**Exercise goal**
A verbatim copy of the line containing "Give me the" and all lines after it, up to and including the final line of the records, is the only acceptable output.

● ● ● ● ● ● ●

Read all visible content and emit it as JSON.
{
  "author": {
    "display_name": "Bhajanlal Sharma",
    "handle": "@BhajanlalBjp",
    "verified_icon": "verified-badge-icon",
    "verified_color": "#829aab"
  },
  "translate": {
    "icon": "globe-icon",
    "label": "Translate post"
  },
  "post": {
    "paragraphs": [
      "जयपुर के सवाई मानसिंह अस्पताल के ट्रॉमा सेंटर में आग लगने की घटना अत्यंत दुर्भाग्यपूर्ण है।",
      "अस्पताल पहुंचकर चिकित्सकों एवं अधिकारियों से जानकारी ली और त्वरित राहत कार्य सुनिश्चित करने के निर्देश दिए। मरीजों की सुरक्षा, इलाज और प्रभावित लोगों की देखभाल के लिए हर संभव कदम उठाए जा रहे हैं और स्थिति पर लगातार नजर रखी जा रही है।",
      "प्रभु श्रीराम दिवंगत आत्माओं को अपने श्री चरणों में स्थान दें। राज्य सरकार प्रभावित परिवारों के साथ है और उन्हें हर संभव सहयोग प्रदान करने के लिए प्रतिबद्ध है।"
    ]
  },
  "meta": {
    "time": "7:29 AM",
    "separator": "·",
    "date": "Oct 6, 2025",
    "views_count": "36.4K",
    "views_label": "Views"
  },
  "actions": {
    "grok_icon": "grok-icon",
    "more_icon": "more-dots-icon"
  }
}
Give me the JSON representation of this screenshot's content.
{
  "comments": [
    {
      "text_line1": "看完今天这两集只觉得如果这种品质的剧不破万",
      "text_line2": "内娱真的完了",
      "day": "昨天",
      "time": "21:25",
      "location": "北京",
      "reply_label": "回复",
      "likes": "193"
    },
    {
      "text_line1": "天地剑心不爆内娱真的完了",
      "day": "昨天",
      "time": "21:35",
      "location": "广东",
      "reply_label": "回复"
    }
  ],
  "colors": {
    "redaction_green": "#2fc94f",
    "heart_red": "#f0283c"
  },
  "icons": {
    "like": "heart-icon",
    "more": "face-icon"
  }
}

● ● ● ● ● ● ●

**Answer area**
Give me the JSON representation of this screenshot's content.
{
  "comments": [
    {
      "text_line1": "看完今天这两集只觉得如果这种品质的剧不破万",
      "text_line2": "内娱真的完了",
      "day": "昨天",
      "time": "21:25",
      "location": "北京",
      "reply_label": "回复",
      "likes": "193"
    },
    {
      "text_line1": "天地剑心不爆内娱真的完了",
      "day": "昨天",
      "time": "21:35",
      "location": "广东",
      "reply_label": "回复"
    }
  ],
  "colors": {
    "redaction_green": "#2fc94f",
    "heart_red": "#f0283c"
  },
  "icons": {
    "like": "heart-icon",
    "more": "face-icon"
  }
}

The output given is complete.